Insolvencies involving residential care businesses have increased 59% in the past year from 56 to 85*, as they struggle to cope with mounting debt servicing costs and steep rises in energy bills says Mazars, the international audit, tax, and advisory firm.
Rebecca Dacre, Partner at Mazars says: “The margins which care homes operate to have always been relatively thin. Now rising costs are pushing an increasing number into insolvency.”
“A lot of care homes had taken on significant levels of debt on the properties they own, all of which has become much more expensive to service as interest rates have risen.”
“Many care providers have simply been unable to cope with surging energy and food prices increasing the basic costs of care, combined with increased staffing costs, in a sector where costs cannot easily be cut much further.”
One issue which has been frequently raised is the difficulty of discharging vulnerable patients from hospitals due to a lack of space in care homes.
Rebecca Dacre adds: “The residential care sector is vital to looking after the most vulnerable people in our society. It’s deeply concerning to see care homes closing their doors, in a sector which already has a massive shortage of provision and which has seen occupancy levels return post pandemic.”
“More insolvencies in this sector are said to be leading to additional stress on the National Health Service as patients who could otherwise be discharged to care homes remain in hospital beds.”
Care businesses are expected to be hit hard by rising energy costs. Soaring energy prices are predicted to cost the care sector an additional £2bn* per year, which will place more care homes into financial jeopardy.
Many care businesses also have large mortgages on their properties. The recent interest rate rises will be creating further costs on any floating rate debts they have secured against their properties. It will also prove increasingly difficult for care homes to be able to refinance their debt at an affordable rate.
Residential care businesses are also struggling with a worsening labour shortage, exacerbated by Brexit reducing the supply of care workers. Vacancies in the care sector have surged 52% in the past year*, with care businesses struggling to hire and retain staff. This is pushing care homes to hire healthcare professionals from more expensive agencies.
Research by Knight Frank shows care homes with lower care ratings are less profitable than highly-rated ones****. One major reason for this is that care homes rated as inadequate are not permitted to take on any new local authority-funded residents, leading to lower occupancy levels.

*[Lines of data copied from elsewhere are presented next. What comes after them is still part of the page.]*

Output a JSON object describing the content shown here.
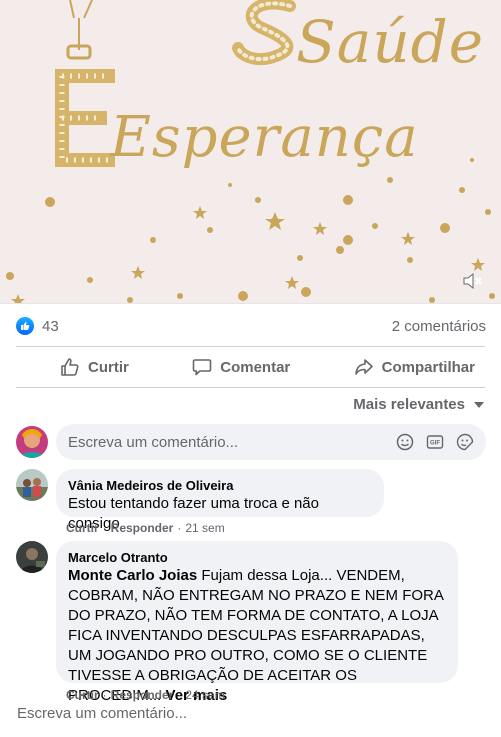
{
  "post": {
    "image_words": {
      "line1": "Saúde",
      "line2": "Esperança"
    },
    "icons": {
      "volume": "volume-off-icon"
    }
  },
  "stats": {
    "like_count": "43",
    "comment_count": "2 comentários",
    "colors": {
      "like_blue": "#0866ff"
    }
  },
  "actions": {
    "like": "Curtir",
    "comment": "Comentar",
    "share": "Compartilhar"
  },
  "sort": {
    "label": "Mais relevantes"
  },
  "composer": {
    "placeholder": "Escreva um comentário..."
  },
  "comments": [
    {
      "author": "Vânia Medeiros de Oliveira",
      "text": "Estou tentando fazer uma troca e não consigo",
      "like": "Curtir",
      "reply": "Responder",
      "time": "21 sem"
    },
    {
      "author": "Marcelo Otranto",
      "mention": "Monte Carlo Joias",
      "text": "Fujam dessa Loja... VENDEM, COBRAM, NÃO ENTREGAM NO PRAZO E NEM FORA DO PRAZO, NÃO TEM FORMA DE CONTATO, A LOJA FICA INVENTANDO DESCULPAS ESFARRAPADAS, UM JOGANDO PRO OUTRO, COMO SE O CLIENTE TIVESSE A OBRIGAÇÃO DE ACEITAR OS PROCEDIM...",
      "see_more": "Ver mais",
      "like": "Curtir",
      "reply": "Responder",
      "time": "24 sem"
    }
  ],
  "bottom_prompt": "Escreva um comentário..."
}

*Source: Insolvency Service, year ending September 30 2022
**Care England, based on October 2022 market rates
***Skills for Care, October 2022
****Knight Frank, Care Homes Trading Performance Review 2022